Hagler's court proved the system can still function as it should but Gobble's loss in no way reflects badly on his legal team. They did a heroic job of presenting a case that had no merit to start with. It seems Bradley County Mayor, D. Gary Davis, was placed in a position to defend the county that was not of his making and, apart from the inappropriate Gobble money eating bank episode, conducted himself with dignity. His legal team of local attorneys Robert Thompson and James Logan, appeared to be outclassed by their out of town opponents and they may not have found the case so easy to win without the impressive expert witness support. But they did win for the county taxpayer so they should be congratulated.
What did we learn from this experience? I learned that even in the scoundrel infested town of Cleveland, it is still possible to be impressed by the wisdom of the occasional genuine leader. Judge Hagler won the bout while wrestling with important conflicting interests. It must have been difficult for him to find against those he calls friends. That takes real courage.
The moral of the story is, just as with our children, who we cherish, they understand that it is not that we don't care when we deny them something - in the real world, it is not possible to have everything, priorities must be set and disappointment is a part of the learning, growing up experience.
This learning, growing up experience just cost the taxpayer a fortune in legal expenses, I hope the lesson was worth it.
That's what I think. What do you think?
I am an English-American.... Not really, I am an American citizen who happens to have been born in England but I just wanted to see how silly it looks when it appears in print.
While I am on the subject of England, those Americans who support the use of surveillance cameras to identify people who jump red lights or speed or to provide other law enforcement duties, should take a look how privacy has been eroded to the point of nonexistence in the birthplace of freedom, the United Kingdom, as it is now known. There are cameras almost everywhere that is public and many places that are private. Although policing has become easier and impersonal and court coffers are bulging with video enforced fines, there are just as many speeders, light jumpers and the country is just as violent and unruly as it has always been, maybe even more so. There are more office dwelling police officers watching a monitor and less on the streets to protect you form burglars or muggers. The surveillance cameras do sometimes catch a criminal in the act but they do not prevent crime, only witness it. The ordinary, usually law abiding person, is easy prey for the all seeing lens but the real criminal sees them as a minor inconvenience. This must be true because crime would have been eliminated long ago if the crime fighting prowess of video was justified. The only proven method of preventing crime is a human being, on the spot, preferably with a big gun.
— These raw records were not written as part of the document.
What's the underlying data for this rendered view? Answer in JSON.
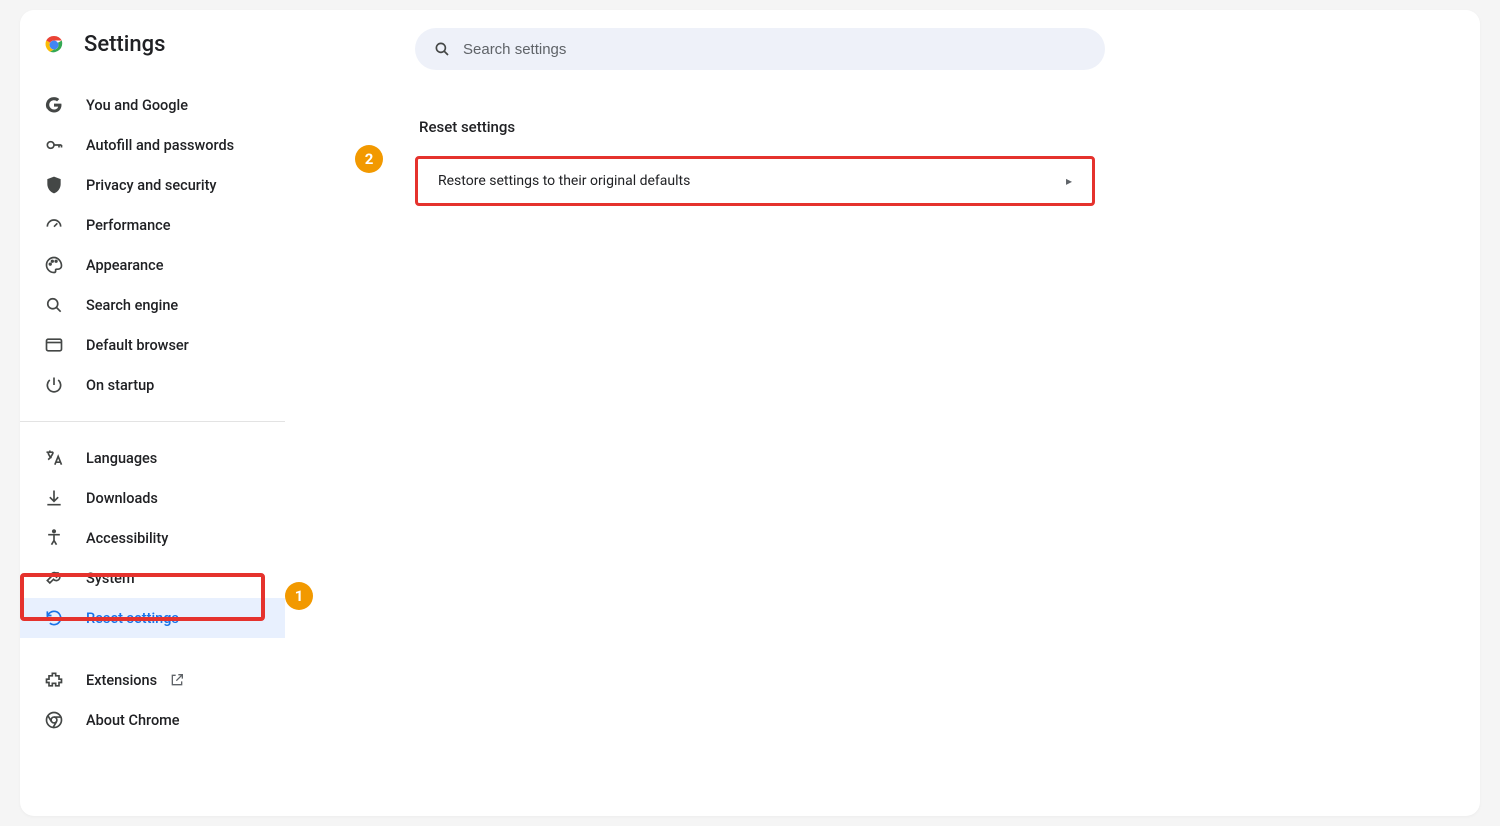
{
  "header": {
    "title": "Settings"
  },
  "search": {
    "placeholder": "Search settings"
  },
  "sidebar": {
    "items": [
      {
        "label": "You and Google"
      },
      {
        "label": "Autofill and passwords"
      },
      {
        "label": "Privacy and security"
      },
      {
        "label": "Performance"
      },
      {
        "label": "Appearance"
      },
      {
        "label": "Search engine"
      },
      {
        "label": "Default browser"
      },
      {
        "label": "On startup"
      }
    ],
    "items2": [
      {
        "label": "Languages"
      },
      {
        "label": "Downloads"
      },
      {
        "label": "Accessibility"
      },
      {
        "label": "System"
      },
      {
        "label": "Reset settings"
      }
    ],
    "items3": [
      {
        "label": "Extensions"
      },
      {
        "label": "About Chrome"
      }
    ]
  },
  "main": {
    "section_title": "Reset settings",
    "reset_row": "Restore settings to their original defaults"
  },
  "annotations": {
    "n1": "1",
    "n2": "2"
  }
}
America affords its citizens the most personal freedom and privacy of any country on earth, yet its crime rate is better than most. Immigrants like myself flock to its shores to taste that which is so scarce elsewhere. There are those in America, as there are in England, that place little value on other people's freedom. Be wary of sharp sales talk intent on persuading you to relinquish that which makes America unique, for some promised but elusive safety. History has shown that once a freedom is lost it can never be regained. It is common knowledge that liberty is lost, not in one fell swoop, but is eroded one freedom at a time. It seems few Americans are paying attention.
That's what I think. What do you think?